I tend to focus on my failings instead of my triumphs. When I look back over a year, a decade or a lifetime, what stands out to me are not the victories and accomplishments, but the defeats and the mistakes. For each of these, I study and learn, swearing to do better in the future. When the future becomes the present, I use what I’ve learned. No matter what happens, though, I always look at it through a particular lens. Anything that wasn’t perfect, wasn’t maximally effective and efficient, wasn’t flawless—THAT’S what becomes the defining element of the narrative of my life.
Not really a very healthy way to live, is it?
When faced with the flat question, “What is your greatest triumph as a writer?”, I can’t but think that the circumstances of life make that a bad question to ask. Ask me what my greatest failure is and I could list off a few items. This doesn’t bother me, though, because I can always say, “… but I’m better now than I was when I did that, or when that was done to me and I responded poorly.” Focusing on past failure allows me to focus on present improvement.
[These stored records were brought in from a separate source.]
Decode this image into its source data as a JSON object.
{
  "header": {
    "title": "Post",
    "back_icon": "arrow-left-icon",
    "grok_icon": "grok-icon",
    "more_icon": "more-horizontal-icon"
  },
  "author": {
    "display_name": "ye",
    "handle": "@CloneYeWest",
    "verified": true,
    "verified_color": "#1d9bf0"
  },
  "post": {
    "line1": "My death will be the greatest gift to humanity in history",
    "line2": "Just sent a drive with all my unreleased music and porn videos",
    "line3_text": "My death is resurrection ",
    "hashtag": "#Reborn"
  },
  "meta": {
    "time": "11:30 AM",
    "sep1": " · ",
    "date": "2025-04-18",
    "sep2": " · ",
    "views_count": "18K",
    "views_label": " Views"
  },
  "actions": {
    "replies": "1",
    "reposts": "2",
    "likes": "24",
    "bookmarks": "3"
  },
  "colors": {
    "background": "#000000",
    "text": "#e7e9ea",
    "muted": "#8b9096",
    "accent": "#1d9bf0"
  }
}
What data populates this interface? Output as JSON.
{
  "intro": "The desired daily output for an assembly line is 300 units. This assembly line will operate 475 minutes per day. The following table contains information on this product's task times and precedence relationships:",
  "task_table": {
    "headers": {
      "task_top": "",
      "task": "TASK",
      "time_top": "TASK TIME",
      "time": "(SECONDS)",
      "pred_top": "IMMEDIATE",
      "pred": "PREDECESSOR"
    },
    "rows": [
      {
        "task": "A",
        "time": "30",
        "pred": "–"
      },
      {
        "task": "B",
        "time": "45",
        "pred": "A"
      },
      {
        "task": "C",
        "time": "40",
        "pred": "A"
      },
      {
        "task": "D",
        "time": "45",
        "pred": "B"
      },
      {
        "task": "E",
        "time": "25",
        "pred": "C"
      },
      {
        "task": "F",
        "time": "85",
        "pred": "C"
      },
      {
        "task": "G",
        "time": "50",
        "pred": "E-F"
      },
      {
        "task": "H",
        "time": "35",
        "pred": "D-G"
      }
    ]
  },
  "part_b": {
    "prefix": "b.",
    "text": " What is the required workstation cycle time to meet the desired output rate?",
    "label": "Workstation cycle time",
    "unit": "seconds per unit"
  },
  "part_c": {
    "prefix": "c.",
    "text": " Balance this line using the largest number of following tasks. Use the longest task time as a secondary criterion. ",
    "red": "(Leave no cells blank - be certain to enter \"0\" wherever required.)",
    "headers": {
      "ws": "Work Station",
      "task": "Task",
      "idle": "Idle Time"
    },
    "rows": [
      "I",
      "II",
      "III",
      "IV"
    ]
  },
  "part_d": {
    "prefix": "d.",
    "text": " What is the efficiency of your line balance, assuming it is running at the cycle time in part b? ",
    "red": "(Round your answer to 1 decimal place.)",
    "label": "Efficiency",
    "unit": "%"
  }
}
Now, consider the implications of focusing on my greatest triumph. There have been a number of cool things that I’ve done, or that were done for me. If I point to any of those and say, “There! That was it! That was the moment of my greatest achievement!”, then I am also saying, “… and it’s been downhill ever since.”
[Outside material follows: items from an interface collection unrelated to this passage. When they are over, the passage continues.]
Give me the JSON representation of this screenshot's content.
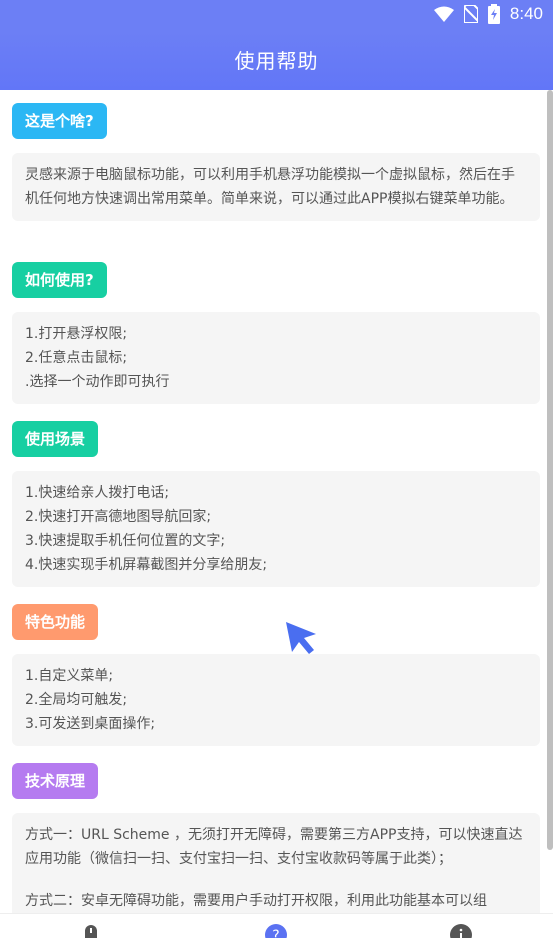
{
  "status": {
    "time": "8:40"
  },
  "header": {
    "title": "使用帮助"
  },
  "sections": [
    {
      "title": "这是个啥?",
      "lines": [
        "灵感来源于电脑鼠标功能，可以利用手机悬浮功能模拟一个虚拟鼠标，然后在手机任何地方快速调出常用菜单。简单来说，可以通过此APP模拟右键菜单功能。"
      ]
    },
    {
      "title": "如何使用?",
      "lines": [
        "1.打开悬浮权限;",
        "2.任意点击鼠标;",
        ".选择一个动作即可执行"
      ]
    },
    {
      "title": "使用场景",
      "lines": [
        "1.快速给亲人拨打电话;",
        "2.快速打开高德地图导航回家;",
        "3.快速提取手机任何位置的文字;",
        "4.快速实现手机屏幕截图并分享给朋友;"
      ]
    },
    {
      "title": "特色功能",
      "lines": [
        "1.自定义菜单;",
        "2.全局均可触发;",
        "3.可发送到桌面操作;"
      ]
    },
    {
      "title": "技术原理",
      "lines": [
        "方式一：URL Scheme ，无须打开无障碍，需要第三方APP支持，可以快速直达应用功能（微信扫一扫、支付宝扫一扫、支付宝收款码等属于此类）；",
        "",
        " 方式二：安卓无障碍功能，需要用户手动打开权限，利用此功能基本可以组"
      ]
    }
  ],
  "colors": {
    "s0": "#2bb7f4",
    "s1": "#17cfa2",
    "s2": "#17cfa2",
    "s3": "#ff9a6e",
    "s4": "#b57bf0",
    "accent": "#5b72f2"
  }
}
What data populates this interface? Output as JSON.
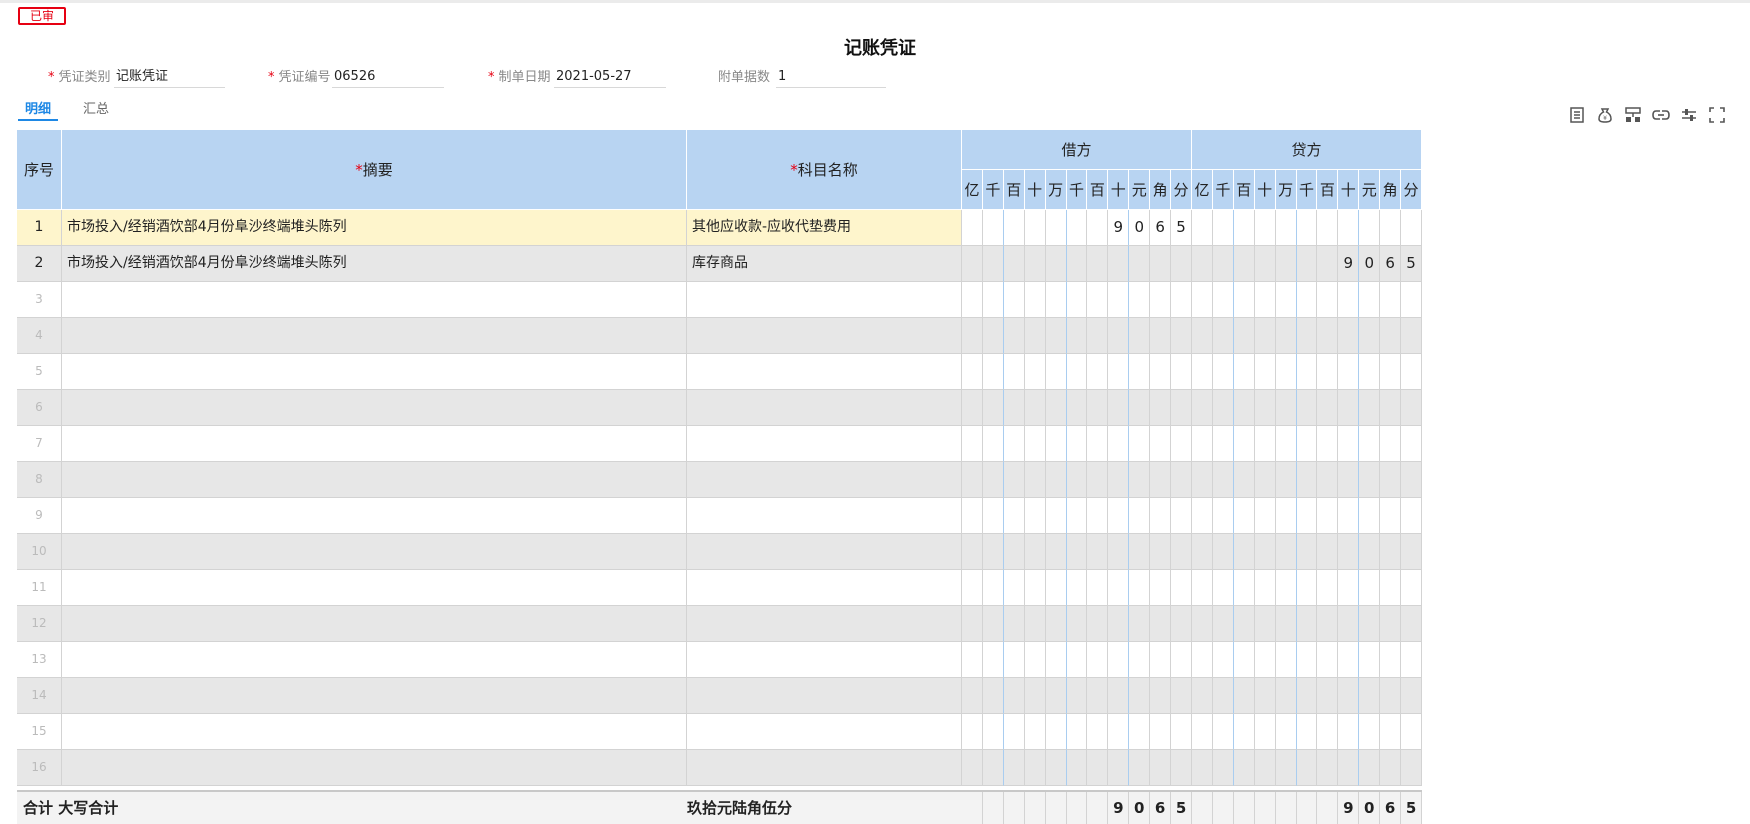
{
  "status_stamp": "已审",
  "title": "记账凭证",
  "header_fields": {
    "voucher_type": {
      "label": "凭证类别",
      "value": "记账凭证",
      "required": "*"
    },
    "voucher_no": {
      "label": "凭证编号",
      "value": "06526",
      "required": "*"
    },
    "date": {
      "label": "制单日期",
      "value": "2021-05-27",
      "required": "*"
    },
    "attachments": {
      "label": "附单据数",
      "value": "1"
    }
  },
  "tabs": {
    "detail": "明细",
    "summary": "汇总"
  },
  "toolbar_icons": [
    "list-icon",
    "money-bag-icon",
    "org-chart-icon",
    "link-icon",
    "adjust-icon",
    "fullscreen-icon"
  ],
  "table": {
    "col_seq": "序号",
    "col_summary": "摘要",
    "col_account": "科目名称",
    "required_mark": "*",
    "debit": "借方",
    "credit": "贷方",
    "digit_headers": [
      "亿",
      "千",
      "百",
      "十",
      "万",
      "千",
      "百",
      "十",
      "元",
      "角",
      "分"
    ],
    "rows": [
      {
        "seq": "1",
        "summary": "市场投入/经销酒饮部4月份阜沙终端堆头陈列",
        "account": "其他应收款-应收代垫费用",
        "debit": [
          "",
          "",
          "",
          "",
          "",
          "",
          "",
          "9",
          "0",
          "6",
          "5"
        ],
        "credit": [
          "",
          "",
          "",
          "",
          "",
          "",
          "",
          "",
          "",
          "",
          ""
        ]
      },
      {
        "seq": "2",
        "summary": "市场投入/经销酒饮部4月份阜沙终端堆头陈列",
        "account": "库存商品",
        "debit": [
          "",
          "",
          "",
          "",
          "",
          "",
          "",
          "",
          "",
          "",
          ""
        ],
        "credit": [
          "",
          "",
          "",
          "",
          "",
          "",
          "",
          "9",
          "0",
          "6",
          "5"
        ]
      },
      {
        "seq": "3",
        "summary": "",
        "account": "",
        "debit": [],
        "credit": []
      },
      {
        "seq": "4",
        "summary": "",
        "account": "",
        "debit": [],
        "credit": []
      },
      {
        "seq": "5",
        "summary": "",
        "account": "",
        "debit": [],
        "credit": []
      },
      {
        "seq": "6",
        "summary": "",
        "account": "",
        "debit": [],
        "credit": []
      },
      {
        "seq": "7",
        "summary": "",
        "account": "",
        "debit": [],
        "credit": []
      },
      {
        "seq": "8",
        "summary": "",
        "account": "",
        "debit": [],
        "credit": []
      },
      {
        "seq": "9",
        "summary": "",
        "account": "",
        "debit": [],
        "credit": []
      },
      {
        "seq": "10",
        "summary": "",
        "account": "",
        "debit": [],
        "credit": []
      },
      {
        "seq": "11",
        "summary": "",
        "account": "",
        "debit": [],
        "credit": []
      },
      {
        "seq": "12",
        "summary": "",
        "account": "",
        "debit": [],
        "credit": []
      },
      {
        "seq": "13",
        "summary": "",
        "account": "",
        "debit": [],
        "credit": []
      },
      {
        "seq": "14",
        "summary": "",
        "account": "",
        "debit": [],
        "credit": []
      },
      {
        "seq": "15",
        "summary": "",
        "account": "",
        "debit": [],
        "credit": []
      },
      {
        "seq": "16",
        "summary": "",
        "account": "",
        "debit": [],
        "credit": []
      }
    ],
    "total": {
      "label": "合计 大写合计",
      "amount_words": "玖拾元陆角伍分",
      "debit": [
        "",
        "",
        "",
        "",
        "",
        "",
        "",
        "9",
        "0",
        "6",
        "5"
      ],
      "credit": [
        "",
        "",
        "",
        "",
        "",
        "",
        "",
        "9",
        "0",
        "6",
        "5"
      ]
    }
  }
}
The fact is, I fully expect that my greatest days are ahead of me. I could bask in past accomplishments, but doesn’t that lead to relaxation and resting on one’s laurels?
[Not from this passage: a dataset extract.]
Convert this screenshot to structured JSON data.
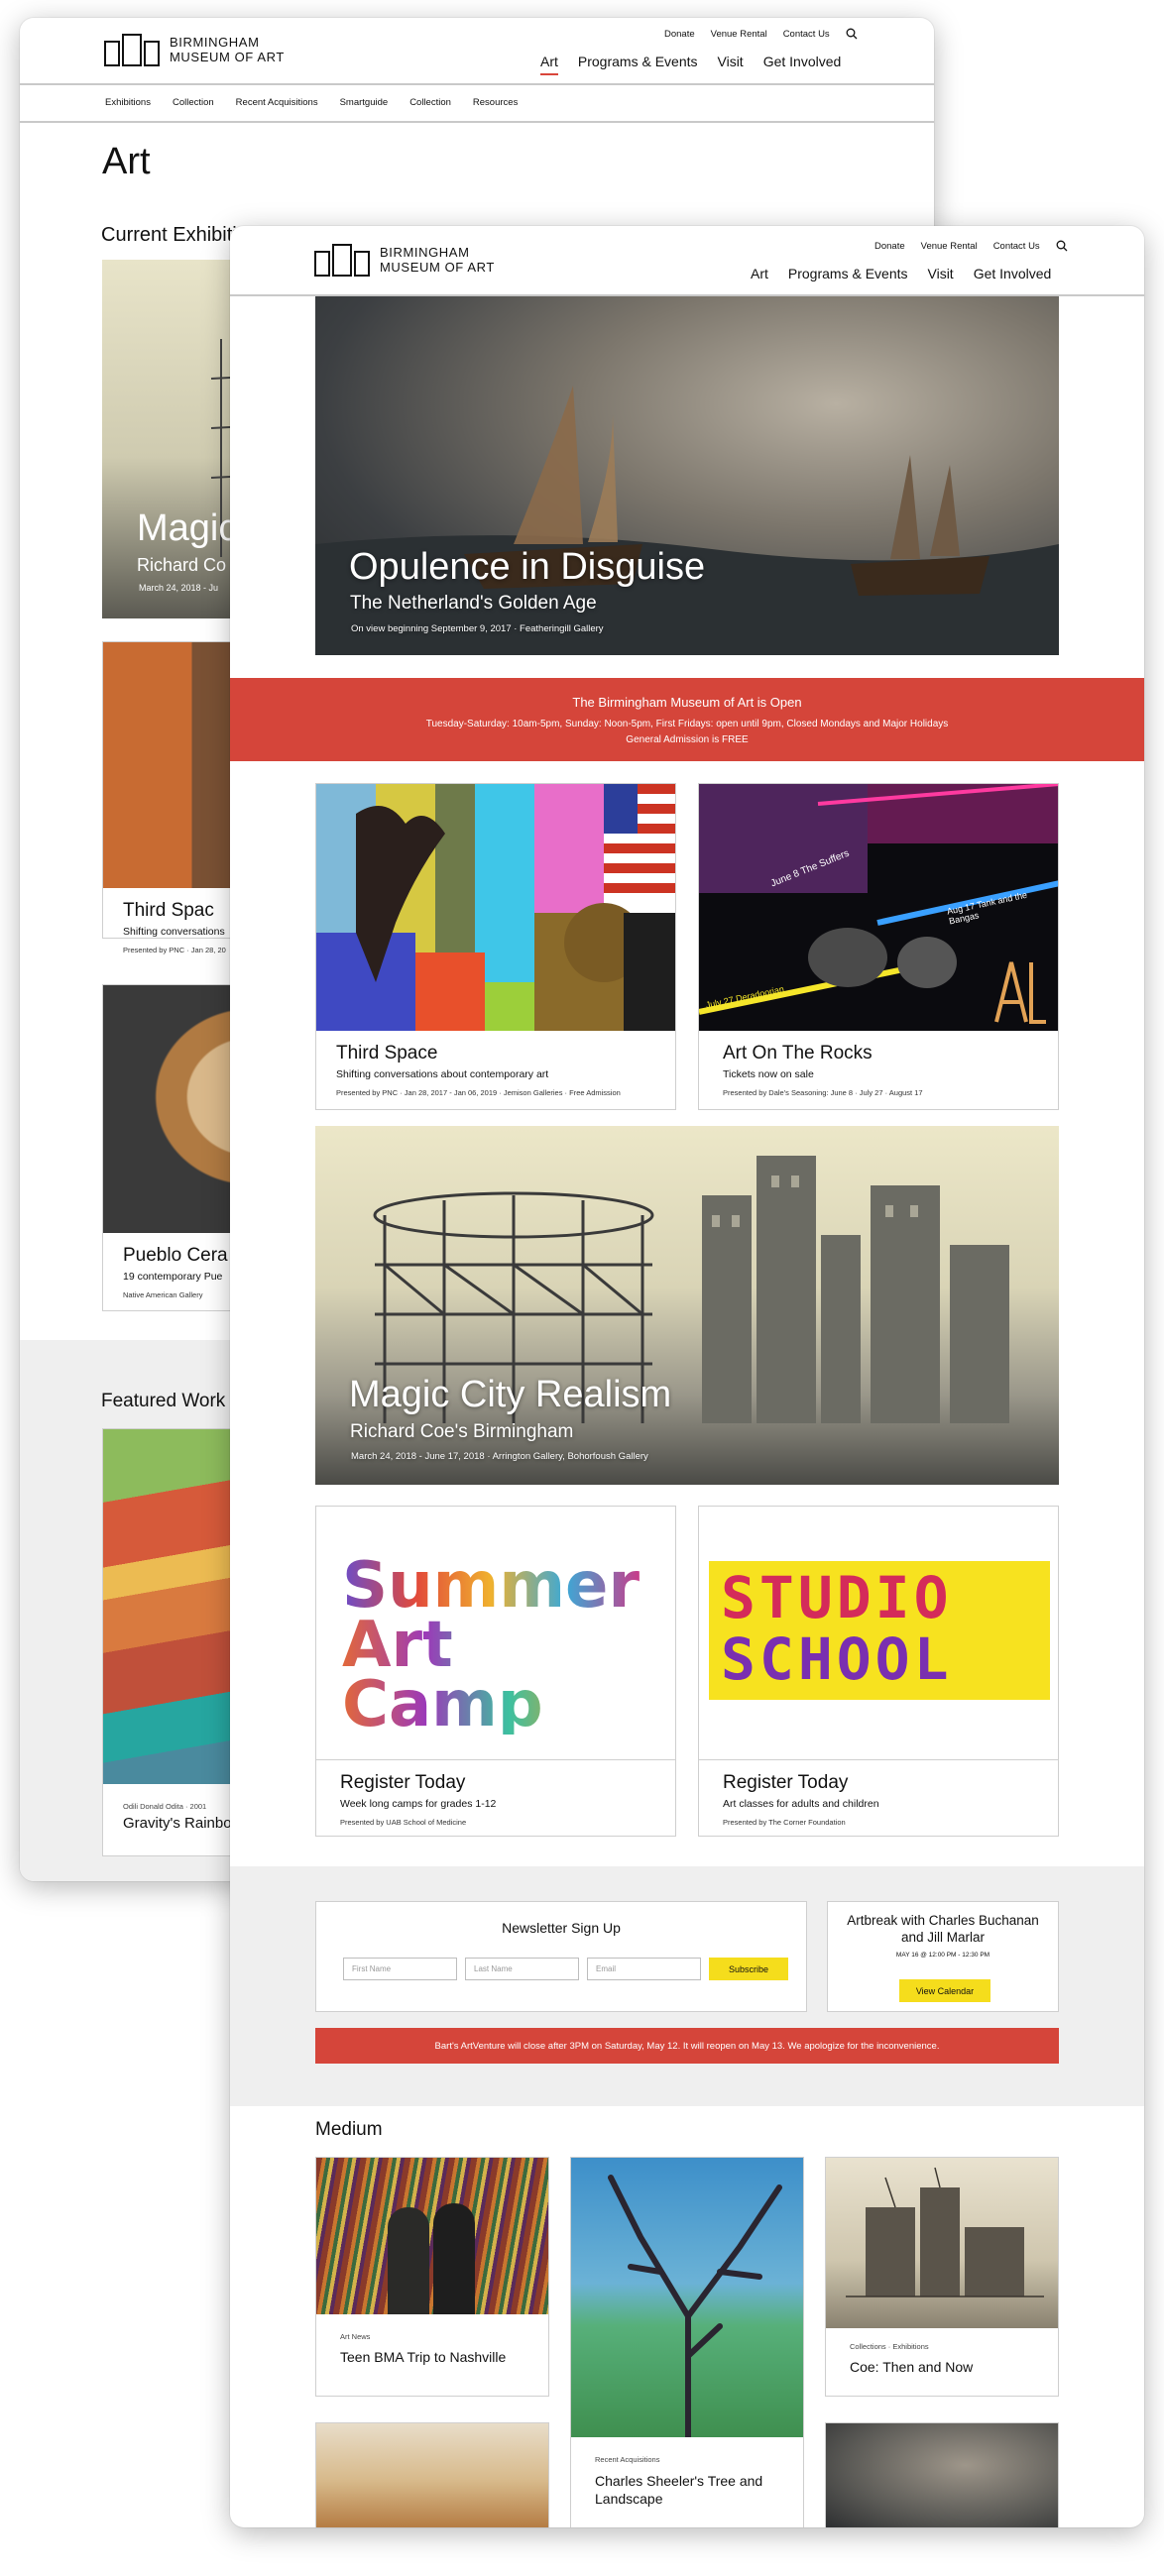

I’ve got many more readers than I used to. I’ve got many more publications than I used to. My writing is better than it used to be. I have a keener eye and a clearer head and a sharper voice than I used to. Neil Gaiman once told me that he liked one of my stories, that he thought it was funny. A reader once told me that my willingness to share the ups and downs of my writing journey was inspiring to her. Editors have sought me out so they could pay me for my work. All of my accomplishment and failures, my triumphs and my faceplants, all of them have brought me up to the NOW that lets me write this.
Pick a point in the past… how did I get there?
What about now? How did I end up here?
Pick a point in the future… what will lead me there?
These all have flip, easy answers. I wrote, I showed it to other people, I listened to what they said, I learned and got better, then started writing again.
I didn’t “end up” here. I didn’t “end up” anywhere. Life is a journey, and I’m still in the middle of it. I was walking along the road at every point the past, I’m walking now and I’ll keep walking as long as I have strength. I’ll never arrive, but that’s not the point, is it? What I considered a triumph two years ago I might now see as a childhood fancy. What I might now recall as a triumph of my past, or anticipate as a triumph of my future, a future Tony Noland might chuckle at as a journeyman’s tin pot.
With that in mind, do you still want to know what my greatest triumph is?
I’m living it right now. “Goodbye Grammarian” stands at 101,000 words. I’ve brought it from a 50K NaNoWriMo, through an 80K first draft to its present 101K second draft state. I’m polishing it before I send it off to my beta readers. This is the best thing I’ve ever written, the most complex and complete storytelling I’ve ever undertaken. When it’s complete and on its way to be published, I’ll be writing a new book; I expect that it will be even better than “Goodbye Grammarian”.
My greatest triumph is where I am NOW. And if I do things properly as a writer, it always will be.